As the company’s CEO Yochay Ettun told me, CORE users will be able to use the platform either on-premise or in the cloud, using Nvidia-optimized containers that run on a Kubernetes cluster. Because of this, it natively handles hybrid- and multi-cloud deployments that can automatically scale up and down as needed — and adding new AI frameworks is simply a matter of spinning up new containers, all of which are managed from the platform’s web-based dashboard.

Ettun describes CORE as a ‘lightweight version’ of the original platform but still hews closely to the platform’s original mission. “As was our vision from the very start, cnvrg.io wants to help data scientists do what they do best – build high impact AI,” he said. “With the growing technical complexity of the AI field, the data science community has strayed from the core of what makes data science such a captivating profession — the algorithms. Today’s reality is that data scientists are spending 80 percent of their time on non-data science tasks, and 65 percent of models don’t make it to production. Cnvrg.io CORE is an opportunity to open its end-to-end solution to the community to help data scientists and engineers focus less on technical complexity and DevOps, and more on the core of data science — solving complex problems.”

This has very much been the company’s direction from the outset and as Ettun noted in a blog post from a few days ago, many data scientists today try to build their own stack by using open-source tools. They want to remain agile and able to customize their tools to their needs, after all. But he also argues that data scientists are usually hired to build machine learning models, not to build and manage data science platforms.

While other platforms like H2O.ai, for example, are betting on open source and the flexibility that comes with that, cnvrg.io’s focus is squarely on ease of use. Unlike those tools, Jerusalem-based cnvrg.io, which has raised about $8 million so far, doesn’t have the advantage of the free marketing that comes with open source, so it makes sense for the company to now launch this free self-service version

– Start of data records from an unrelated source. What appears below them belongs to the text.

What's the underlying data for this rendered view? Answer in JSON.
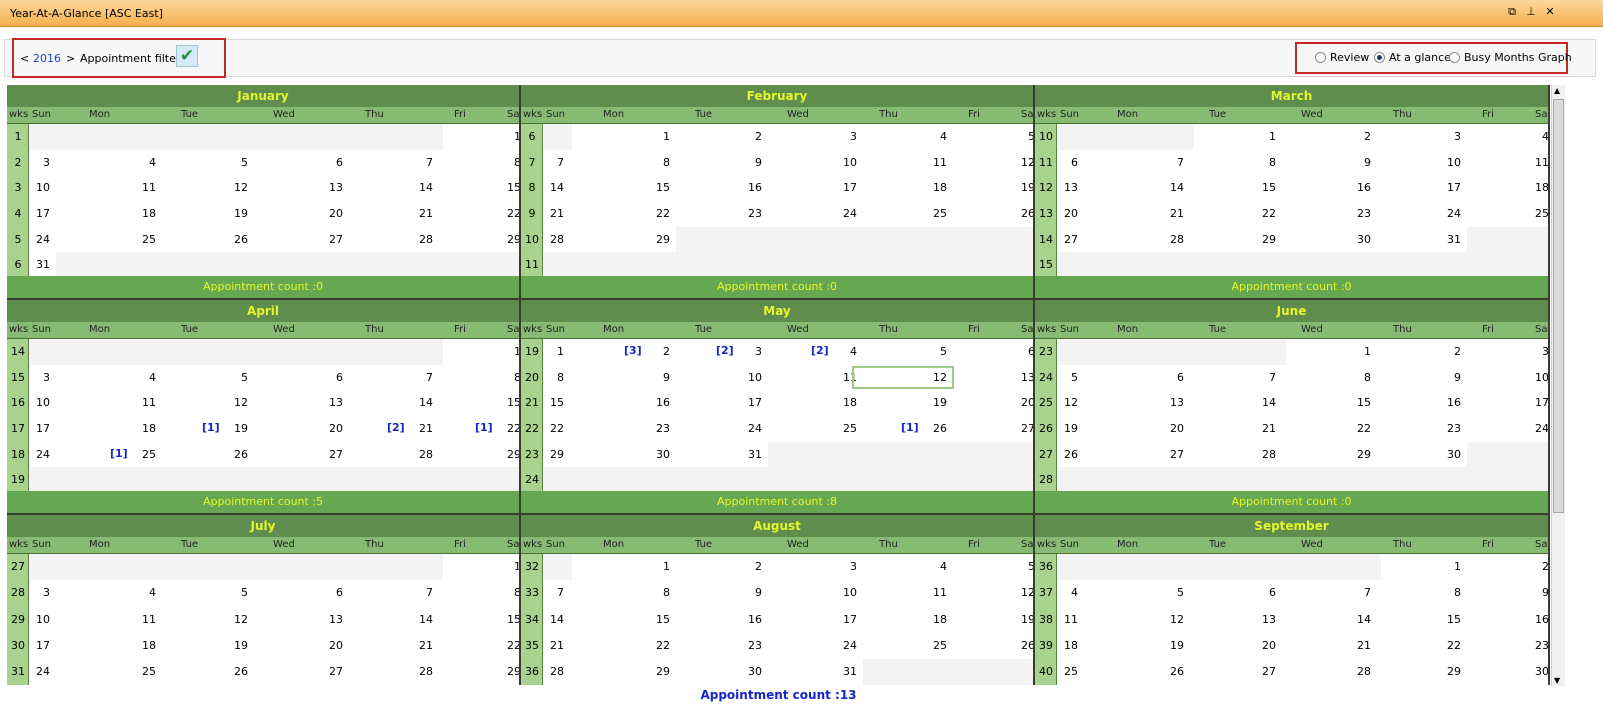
{
  "window": {
    "title": "Year-At-A-Glance  [ASC East]",
    "btn_restore": "⧉",
    "btn_pin": "⊥",
    "btn_close": "✕"
  },
  "toolbar": {
    "prev": "<",
    "year": "2016",
    "next": ">",
    "filter_label": "Appointment filters",
    "filter_check": "✔",
    "views": [
      "Review",
      "At a glance",
      "Busy Months Graph"
    ],
    "selected_view": "At a glance"
  },
  "dow": [
    "Sun",
    "Mon",
    "Tue",
    "Wed",
    "Thu",
    "Fri",
    "Sat"
  ],
  "wks_label": "wks",
  "months": [
    {
      "name": "January",
      "count": "Appointment count :0",
      "weeks": [
        1,
        2,
        3,
        4,
        5,
        6
      ],
      "first_dow": 5,
      "days": 31,
      "badges": {}
    },
    {
      "name": "February",
      "count": "Appointment count :0",
      "weeks": [
        6,
        7,
        8,
        9,
        10,
        11
      ],
      "first_dow": 1,
      "days": 29,
      "badges": {}
    },
    {
      "name": "March",
      "count": "Appointment count :0",
      "weeks": [
        10,
        11,
        12,
        13,
        14,
        15
      ],
      "first_dow": 2,
      "days": 31,
      "badges": {}
    },
    {
      "name": "April",
      "count": "Appointment count :5",
      "weeks": [
        14,
        15,
        16,
        17,
        18,
        19
      ],
      "first_dow": 5,
      "days": 30,
      "badges": {
        "19": "[1]",
        "21": "[2]",
        "22": "[1]",
        "25": "[1]"
      }
    },
    {
      "name": "May",
      "count": "Appointment count :8",
      "weeks": [
        19,
        20,
        21,
        22,
        23,
        24
      ],
      "first_dow": 0,
      "days": 31,
      "badges": {
        "2": "[3]",
        "3": "[2]",
        "4": "[2]",
        "26": "[1]"
      }
    },
    {
      "name": "June",
      "count": "Appointment count :0",
      "weeks": [
        23,
        24,
        25,
        26,
        27,
        28
      ],
      "first_dow": 3,
      "days": 30,
      "badges": {}
    },
    {
      "name": "July",
      "count": "",
      "weeks": [
        27,
        28,
        29,
        30,
        31
      ],
      "first_dow": 5,
      "days": 30,
      "badges": {}
    },
    {
      "name": "August",
      "count": "",
      "weeks": [
        32,
        33,
        34,
        35,
        36
      ],
      "first_dow": 1,
      "days": 31,
      "badges": {}
    },
    {
      "name": "September",
      "count": "",
      "weeks": [
        36,
        37,
        38,
        39,
        40
      ],
      "first_dow": 4,
      "days": 30,
      "badges": {}
    }
  ],
  "today": {
    "month": "May",
    "day": "12"
  },
  "status": "Appointment count :13",
  "colors": {
    "header": "#5f8d4d",
    "dow": "#87bb73",
    "count_bar": "#66a851",
    "yellow": "#e7f52b",
    "badge": "#1526c8"
  }
}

It’s worth noting that while cnvrg.io features plenty of graphical tools for managing date ingestion flows, models and clusters, it’s very much a code-first platform. With that, Ettun tells me that the ideal user is a data scientist, data engineer or a student passionate about machine learning. “As a code-first platform, users with experience and savvy in the data science field will be able to leverage cnvrg CORE features to produce high impact models,” he said. “As our product is built around getting more models to production, users that are deploying their models to real-world applications will see the most value.”